- WHAT YOU SHOULD DO:
Omit the images. Copy each entry word for word.

- INPUT DATA:
□ □ □ □ □
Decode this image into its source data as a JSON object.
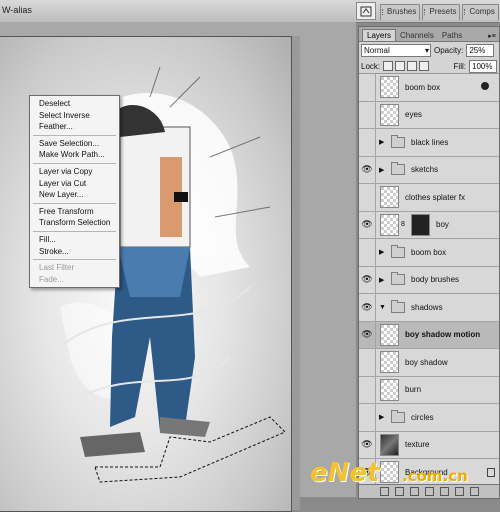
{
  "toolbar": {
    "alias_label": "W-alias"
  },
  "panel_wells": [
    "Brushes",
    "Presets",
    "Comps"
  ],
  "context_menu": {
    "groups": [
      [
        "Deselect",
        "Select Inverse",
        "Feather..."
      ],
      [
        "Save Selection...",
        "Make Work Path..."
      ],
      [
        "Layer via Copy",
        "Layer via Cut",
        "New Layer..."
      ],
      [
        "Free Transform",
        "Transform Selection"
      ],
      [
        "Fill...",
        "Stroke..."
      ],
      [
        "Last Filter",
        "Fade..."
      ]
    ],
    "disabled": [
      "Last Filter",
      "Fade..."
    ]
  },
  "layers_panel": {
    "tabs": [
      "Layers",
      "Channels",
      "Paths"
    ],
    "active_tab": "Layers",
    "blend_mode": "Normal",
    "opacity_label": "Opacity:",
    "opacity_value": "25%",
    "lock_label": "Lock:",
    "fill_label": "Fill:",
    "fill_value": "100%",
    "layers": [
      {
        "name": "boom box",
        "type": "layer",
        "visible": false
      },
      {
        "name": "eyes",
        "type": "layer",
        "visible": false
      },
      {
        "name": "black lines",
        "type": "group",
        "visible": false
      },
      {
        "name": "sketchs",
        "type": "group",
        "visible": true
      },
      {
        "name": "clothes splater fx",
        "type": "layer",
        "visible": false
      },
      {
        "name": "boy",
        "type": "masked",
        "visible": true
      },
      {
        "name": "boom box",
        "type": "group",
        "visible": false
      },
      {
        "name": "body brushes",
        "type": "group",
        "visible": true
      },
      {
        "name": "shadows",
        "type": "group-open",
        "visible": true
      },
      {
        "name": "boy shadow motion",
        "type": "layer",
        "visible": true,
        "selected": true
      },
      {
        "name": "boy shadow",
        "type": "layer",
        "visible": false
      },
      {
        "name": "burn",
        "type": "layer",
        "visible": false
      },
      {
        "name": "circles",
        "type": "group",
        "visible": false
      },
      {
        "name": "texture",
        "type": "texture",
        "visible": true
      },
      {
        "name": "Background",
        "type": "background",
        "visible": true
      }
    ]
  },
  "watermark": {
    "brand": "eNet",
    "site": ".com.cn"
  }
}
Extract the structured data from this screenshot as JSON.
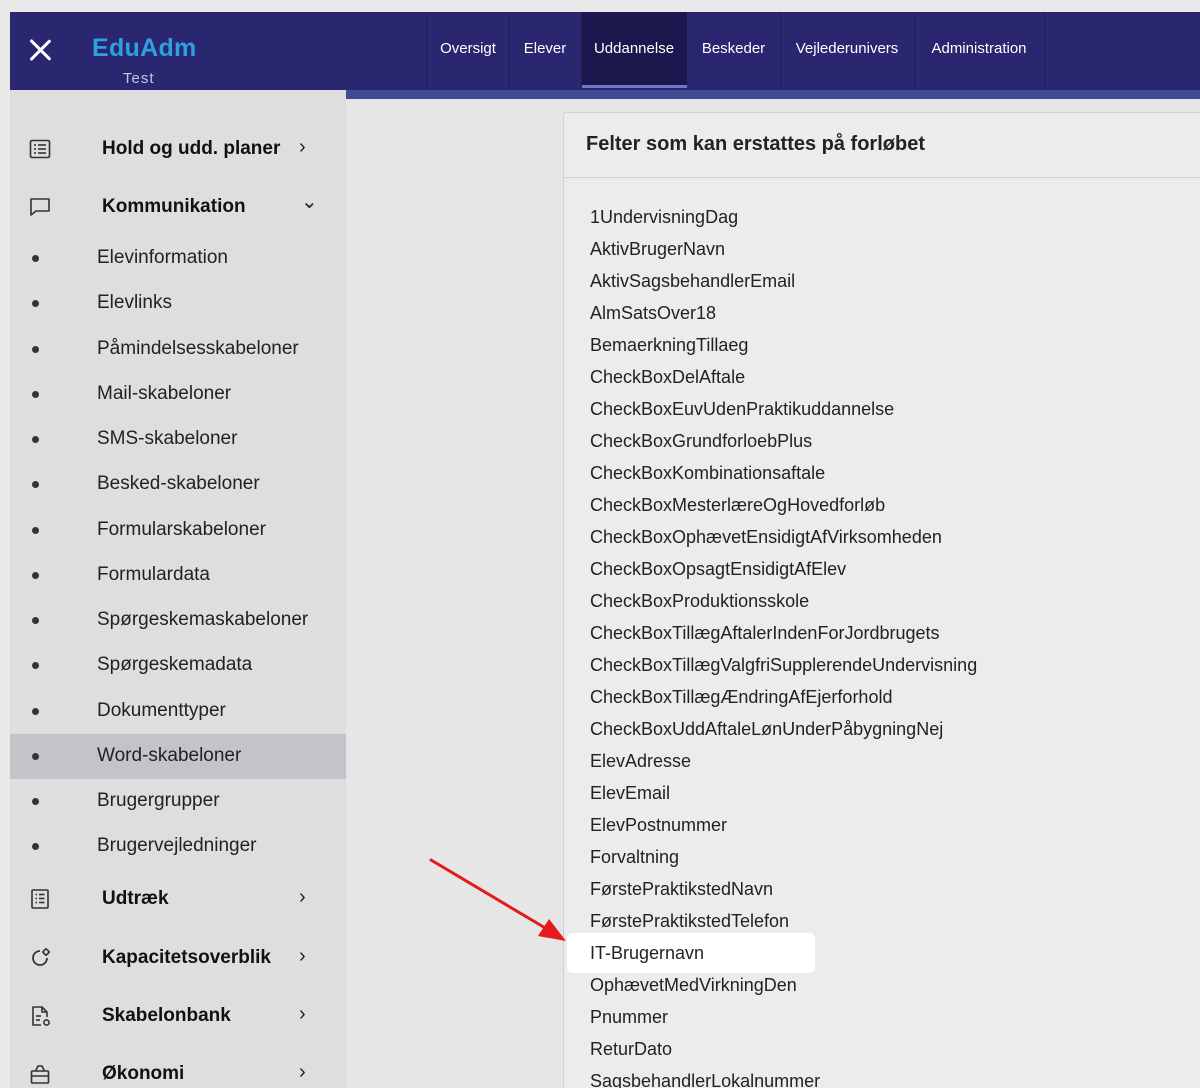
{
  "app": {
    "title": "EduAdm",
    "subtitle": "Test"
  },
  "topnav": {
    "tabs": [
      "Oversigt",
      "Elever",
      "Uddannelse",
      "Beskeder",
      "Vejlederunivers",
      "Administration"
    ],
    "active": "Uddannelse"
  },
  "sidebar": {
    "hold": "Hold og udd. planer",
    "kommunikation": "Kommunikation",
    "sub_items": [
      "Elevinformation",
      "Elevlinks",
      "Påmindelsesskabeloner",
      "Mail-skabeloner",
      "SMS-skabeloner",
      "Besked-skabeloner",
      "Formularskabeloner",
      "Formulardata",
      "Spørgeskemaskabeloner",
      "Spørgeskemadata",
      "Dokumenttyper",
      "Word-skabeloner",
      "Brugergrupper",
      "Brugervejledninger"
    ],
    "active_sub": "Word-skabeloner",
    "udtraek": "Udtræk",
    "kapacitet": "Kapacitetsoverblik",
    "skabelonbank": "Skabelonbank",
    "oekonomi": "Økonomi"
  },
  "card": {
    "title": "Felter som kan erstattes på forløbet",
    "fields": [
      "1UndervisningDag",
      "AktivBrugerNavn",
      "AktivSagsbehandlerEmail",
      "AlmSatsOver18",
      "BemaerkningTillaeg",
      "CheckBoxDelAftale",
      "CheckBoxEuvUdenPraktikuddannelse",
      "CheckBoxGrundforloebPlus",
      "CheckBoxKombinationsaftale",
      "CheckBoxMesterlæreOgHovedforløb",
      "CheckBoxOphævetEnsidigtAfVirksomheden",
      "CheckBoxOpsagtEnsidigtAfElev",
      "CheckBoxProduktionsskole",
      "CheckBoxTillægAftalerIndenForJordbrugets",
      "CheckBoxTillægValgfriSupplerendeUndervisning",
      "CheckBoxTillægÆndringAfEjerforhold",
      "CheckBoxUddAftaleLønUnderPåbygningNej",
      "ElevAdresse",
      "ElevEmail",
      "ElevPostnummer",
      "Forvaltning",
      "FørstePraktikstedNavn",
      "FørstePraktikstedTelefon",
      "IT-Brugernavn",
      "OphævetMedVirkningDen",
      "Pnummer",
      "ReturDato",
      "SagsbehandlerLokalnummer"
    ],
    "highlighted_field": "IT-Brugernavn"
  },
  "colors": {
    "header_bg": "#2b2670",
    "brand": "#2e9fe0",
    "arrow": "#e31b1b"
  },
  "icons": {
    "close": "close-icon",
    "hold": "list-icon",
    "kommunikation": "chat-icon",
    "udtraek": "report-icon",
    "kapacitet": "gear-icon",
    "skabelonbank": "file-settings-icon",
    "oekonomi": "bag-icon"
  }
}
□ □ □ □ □
- SOLUTION TO THE EXERCISE:
Decode this image into its source data as a JSON object.
{
  "toolbar": {
    "alias_label": "W-alias"
  },
  "panel_wells": [
    "Brushes",
    "Presets",
    "Comps"
  ],
  "context_menu": {
    "groups": [
      [
        "Deselect",
        "Select Inverse",
        "Feather..."
      ],
      [
        "Save Selection...",
        "Make Work Path..."
      ],
      [
        "Layer via Copy",
        "Layer via Cut",
        "New Layer..."
      ],
      [
        "Free Transform",
        "Transform Selection"
      ],
      [
        "Fill...",
        "Stroke..."
      ],
      [
        "Last Filter",
        "Fade..."
      ]
    ],
    "disabled": [
      "Last Filter",
      "Fade..."
    ]
  },
  "layers_panel": {
    "tabs": [
      "Layers",
      "Channels",
      "Paths"
    ],
    "active_tab": "Layers",
    "blend_mode": "Normal",
    "opacity_label": "Opacity:",
    "opacity_value": "25%",
    "lock_label": "Lock:",
    "fill_label": "Fill:",
    "fill_value": "100%",
    "layers": [
      {
        "name": "boom box",
        "type": "layer",
        "visible": false
      },
      {
        "name": "eyes",
        "type": "layer",
        "visible": false
      },
      {
        "name": "black lines",
        "type": "group",
        "visible": false
      },
      {
        "name": "sketchs",
        "type": "group",
        "visible": true
      },
      {
        "name": "clothes splater fx",
        "type": "layer",
        "visible": false
      },
      {
        "name": "boy",
        "type": "masked",
        "visible": true
      },
      {
        "name": "boom box",
        "type": "group",
        "visible": false
      },
      {
        "name": "body brushes",
        "type": "group",
        "visible": true
      },
      {
        "name": "shadows",
        "type": "group-open",
        "visible": true
      },
      {
        "name": "boy shadow motion",
        "type": "layer",
        "visible": true,
        "selected": true
      },
      {
        "name": "boy shadow",
        "type": "layer",
        "visible": false
      },
      {
        "name": "burn",
        "type": "layer",
        "visible": false
      },
      {
        "name": "circles",
        "type": "group",
        "visible": false
      },
      {
        "name": "texture",
        "type": "texture",
        "visible": true
      },
      {
        "name": "Background",
        "type": "background",
        "visible": true
      }
    ]
  },
  "watermark": {
    "brand": "eNet",
    "site": ".com.cn"
  }
}
Extract the structured data from this screenshot as JSON.
{
  "app": {
    "title": "EduAdm",
    "subtitle": "Test"
  },
  "topnav": {
    "tabs": [
      "Oversigt",
      "Elever",
      "Uddannelse",
      "Beskeder",
      "Vejlederunivers",
      "Administration"
    ],
    "active": "Uddannelse"
  },
  "sidebar": {
    "hold": "Hold og udd. planer",
    "kommunikation": "Kommunikation",
    "sub_items": [
      "Elevinformation",
      "Elevlinks",
      "Påmindelsesskabeloner",
      "Mail-skabeloner",
      "SMS-skabeloner",
      "Besked-skabeloner",
      "Formularskabeloner",
      "Formulardata",
      "Spørgeskemaskabeloner",
      "Spørgeskemadata",
      "Dokumenttyper",
      "Word-skabeloner",
      "Brugergrupper",
      "Brugervejledninger"
    ],
    "active_sub": "Word-skabeloner",
    "udtraek": "Udtræk",
    "kapacitet": "Kapacitetsoverblik",
    "skabelonbank": "Skabelonbank",
    "oekonomi": "Økonomi"
  },
  "card": {
    "title": "Felter som kan erstattes på forløbet",
    "fields": [
      "1UndervisningDag",
      "AktivBrugerNavn",
      "AktivSagsbehandlerEmail",
      "AlmSatsOver18",
      "BemaerkningTillaeg",
      "CheckBoxDelAftale",
      "CheckBoxEuvUdenPraktikuddannelse",
      "CheckBoxGrundforloebPlus",
      "CheckBoxKombinationsaftale",
      "CheckBoxMesterlæreOgHovedforløb",
      "CheckBoxOphævetEnsidigtAfVirksomheden",
      "CheckBoxOpsagtEnsidigtAfElev",
      "CheckBoxProduktionsskole",
      "CheckBoxTillægAftalerIndenForJordbrugets",
      "CheckBoxTillægValgfriSupplerendeUndervisning",
      "CheckBoxTillægÆndringAfEjerforhold",
      "CheckBoxUddAftaleLønUnderPåbygningNej",
      "ElevAdresse",
      "ElevEmail",
      "ElevPostnummer",
      "Forvaltning",
      "FørstePraktikstedNavn",
      "FørstePraktikstedTelefon",
      "IT-Brugernavn",
      "OphævetMedVirkningDen",
      "Pnummer",
      "ReturDato",
      "SagsbehandlerLokalnummer"
    ],
    "highlighted_field": "IT-Brugernavn"
  },
  "colors": {
    "header_bg": "#2b2670",
    "brand": "#2e9fe0",
    "arrow": "#e31b1b"
  },
  "icons": {
    "close": "close-icon",
    "hold": "list-icon",
    "kommunikation": "chat-icon",
    "udtraek": "report-icon",
    "kapacitet": "gear-icon",
    "skabelonbank": "file-settings-icon",
    "oekonomi": "bag-icon"
  }
}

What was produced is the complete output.